In our house, we prefer to use cranberry beans. Ripe cranberry beans have beautiful red and white-speckled markings on their skins, and when cooked, they turn a warm brown color and take on a nutty aroma and flavor. When we grow them at home, our harvest usually only yields one or two beans per person, so we tend to use canned beans, or we’ll buy them fresh in our local supermarket when they’re in season.

Most people know pasta e fagioli merely by a mispronounced name, sung as “pasta fazool” by Dean Martin in his classic standard “That’s Amore.” No matter what you call it, though, this dish is sure to warm you up on any cold evening.

Pasta e Fagioli

From Giuliano Hazan’s Thirty Minute Pasta by Giuliano Hazan

1 medium boiling potato

1/2 small yellow onion

1 medium carrot

1 medium celery stalk

2 medium cloves garlic

3 tablespoons extra-virgin olive oil

3 cups canned cranberry or cannellini beans, drained


Freshly ground black pepper

8 ounces fresh tomatoes

1 large beef bouillon cube

1 bay leaf

5 ounces short tubular pasta

3-4 sprigs flat leaf Italian parsley

1/4 cup freshly grated Parmigiano-Reggiano

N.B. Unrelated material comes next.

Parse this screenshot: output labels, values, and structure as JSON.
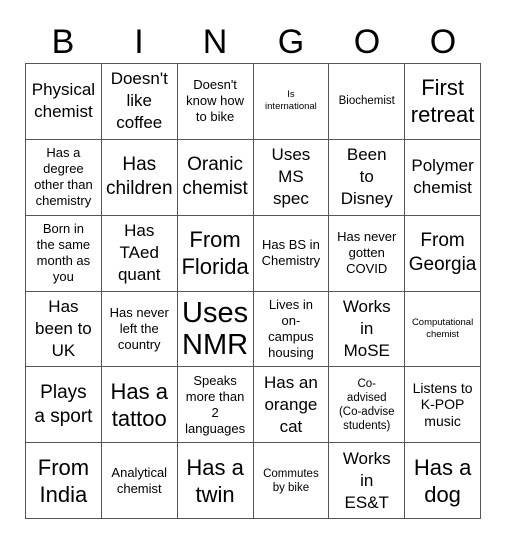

  1. Wash the potato, put it in a pot and cover with water. Place over high heat and bring to a boil. Lower the heat to medium and cook until the potato is tender, about 30 minutes.
  2. While the potato is cooking, peel and finely chop the onion. Peel the carrot and the back of the celery stalk and cut both into small dice. Peel and lightly crush the garlic. Peel the tomatoes and coarsely chop them. When the potato is done, put the onion, carrot, celery and garlic in a 4- to 5-quart soup pot together with 3 tablespoons of the olive oil. Place over medium high heat and sauté until the vegetables begin to brown, about 5 minutes. While the vegetables are sautéing, peel the boiled potato.
  3. When the vegetables are ready, remove and discard the garlic cloves. Add the chopped tomatoes and continue cooking for 5 minutes. Add 2 cups of the canned beans, season with salt and pepper and cook, stirring for about a minute. Add 5 cups water and the bouillon cube. Mash the potato with a food mill or potato ricer and add to the pot. Do the same with remaining cup of canned beans. Add the bay leaf, cover the pot, and raise the heat to high. When the soup comes to a boil, lower the heat to medium and cook for 15 minutes.
  4. Add the pasta and cook, covered until the pasta is al dente, stirring often. Chop enough parsley to measure I tablespoon. When the pasta is ready, stir in the chopped parsley and serve. Drizzle some of the remaining olive oil and sprinkle the freshly grated Parmigiano-Reggiano over each well, toss with the sauce and the Parmigiano-Reggiano, and serve at once.